* Supplied data
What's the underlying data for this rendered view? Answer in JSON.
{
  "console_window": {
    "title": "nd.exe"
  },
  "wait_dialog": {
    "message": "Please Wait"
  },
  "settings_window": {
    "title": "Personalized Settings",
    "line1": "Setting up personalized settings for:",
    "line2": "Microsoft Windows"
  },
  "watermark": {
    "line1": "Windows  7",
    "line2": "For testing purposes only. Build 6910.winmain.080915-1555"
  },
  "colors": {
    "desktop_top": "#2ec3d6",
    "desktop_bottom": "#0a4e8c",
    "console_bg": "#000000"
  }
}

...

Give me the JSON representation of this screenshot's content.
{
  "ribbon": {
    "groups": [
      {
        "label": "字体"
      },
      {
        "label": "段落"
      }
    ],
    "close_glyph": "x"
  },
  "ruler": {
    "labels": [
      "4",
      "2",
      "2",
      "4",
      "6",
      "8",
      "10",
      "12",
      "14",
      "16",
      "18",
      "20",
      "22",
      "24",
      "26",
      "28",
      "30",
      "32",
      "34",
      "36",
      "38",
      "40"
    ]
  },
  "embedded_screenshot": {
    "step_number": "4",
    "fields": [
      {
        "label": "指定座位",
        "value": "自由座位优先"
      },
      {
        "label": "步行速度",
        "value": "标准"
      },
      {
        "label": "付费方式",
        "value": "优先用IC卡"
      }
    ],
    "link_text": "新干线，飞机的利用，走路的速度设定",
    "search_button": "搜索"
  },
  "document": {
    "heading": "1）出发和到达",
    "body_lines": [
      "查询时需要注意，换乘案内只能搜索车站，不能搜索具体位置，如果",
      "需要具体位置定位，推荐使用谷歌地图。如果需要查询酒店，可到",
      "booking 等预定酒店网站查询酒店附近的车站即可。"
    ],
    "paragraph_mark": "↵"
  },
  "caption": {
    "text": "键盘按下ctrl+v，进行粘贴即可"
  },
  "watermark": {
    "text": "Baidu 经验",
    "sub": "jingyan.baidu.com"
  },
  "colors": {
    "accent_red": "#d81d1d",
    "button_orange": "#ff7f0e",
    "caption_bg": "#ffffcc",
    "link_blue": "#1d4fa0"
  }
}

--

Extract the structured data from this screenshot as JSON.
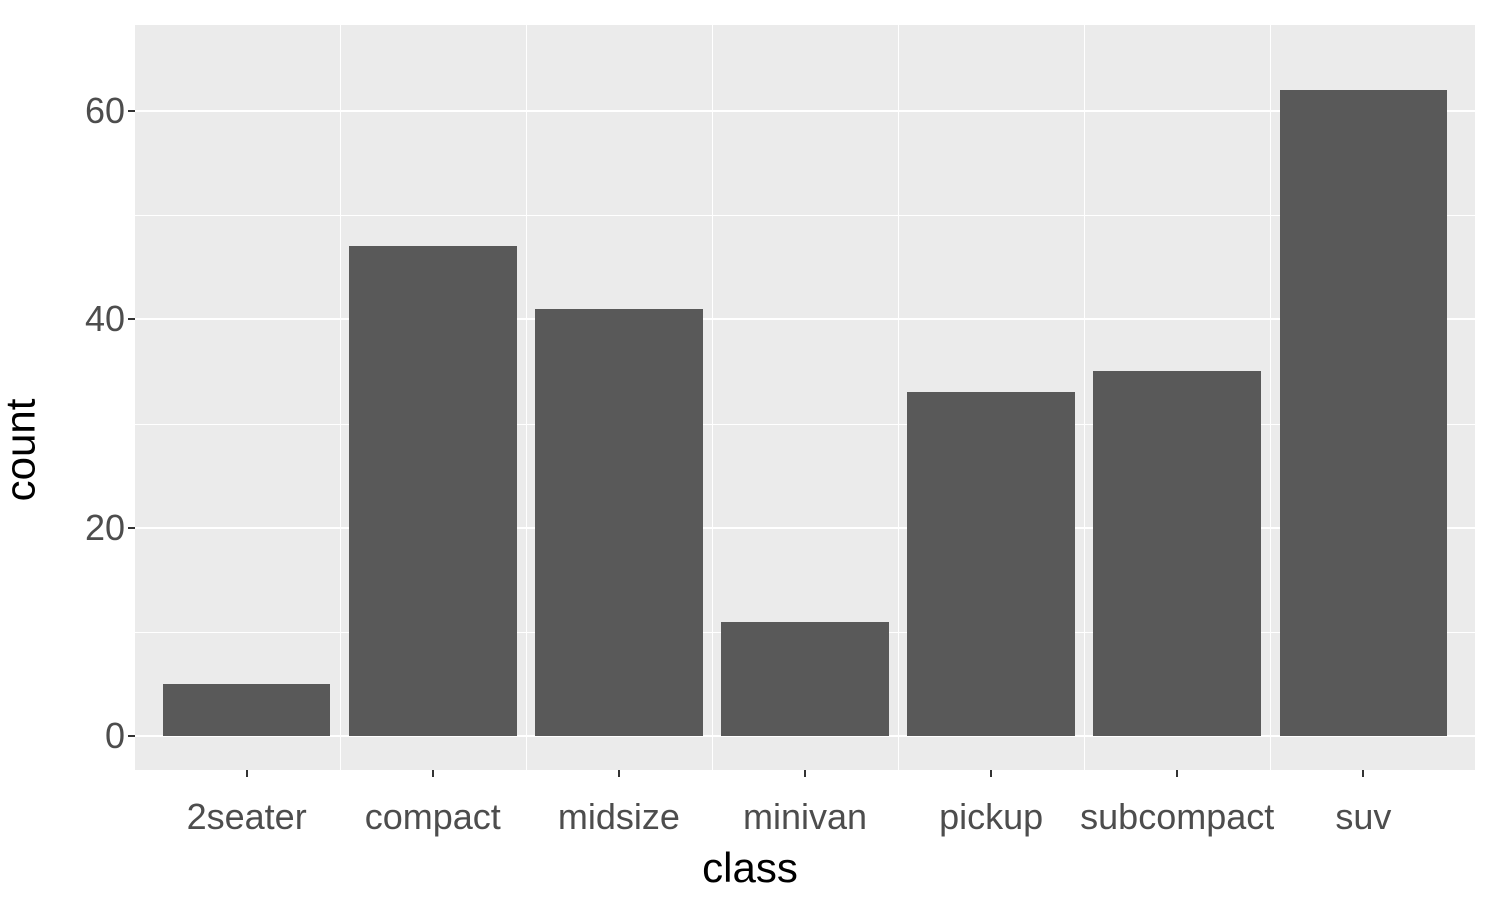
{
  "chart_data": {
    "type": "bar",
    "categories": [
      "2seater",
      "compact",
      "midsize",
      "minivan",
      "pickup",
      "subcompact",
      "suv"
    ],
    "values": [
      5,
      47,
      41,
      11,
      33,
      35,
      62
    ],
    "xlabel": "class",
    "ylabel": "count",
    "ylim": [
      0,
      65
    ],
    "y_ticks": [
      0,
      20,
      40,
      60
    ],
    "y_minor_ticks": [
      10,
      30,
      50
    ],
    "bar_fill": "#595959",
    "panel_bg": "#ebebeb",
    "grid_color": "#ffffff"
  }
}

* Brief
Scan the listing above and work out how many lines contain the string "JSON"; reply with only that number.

* Exercise result
3